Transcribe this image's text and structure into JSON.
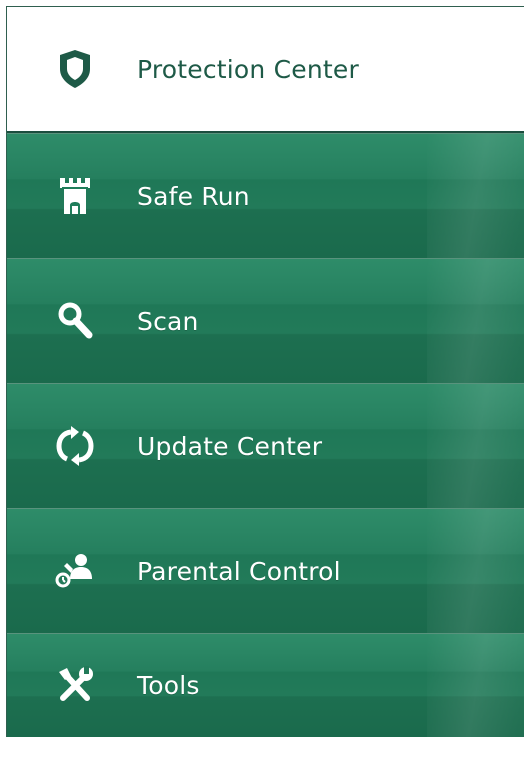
{
  "colors": {
    "accent_green": "#1f7d5a",
    "active_bg": "#ffffff",
    "active_text": "#1e5a47",
    "item_text": "#ffffff"
  },
  "menu": {
    "items": [
      {
        "label": "Protection Center",
        "icon": "shield-icon",
        "active": true
      },
      {
        "label": "Safe Run",
        "icon": "castle-tower-icon",
        "active": false
      },
      {
        "label": "Scan",
        "icon": "magnifier-icon",
        "active": false
      },
      {
        "label": "Update Center",
        "icon": "refresh-icon",
        "active": false
      },
      {
        "label": "Parental Control",
        "icon": "parental-control-icon",
        "active": false
      },
      {
        "label": "Tools",
        "icon": "tools-icon",
        "active": false
      }
    ]
  }
}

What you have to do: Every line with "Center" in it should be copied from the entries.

Answer for this exercise:
        "label": "Protection Center",
        "label": "Update Center",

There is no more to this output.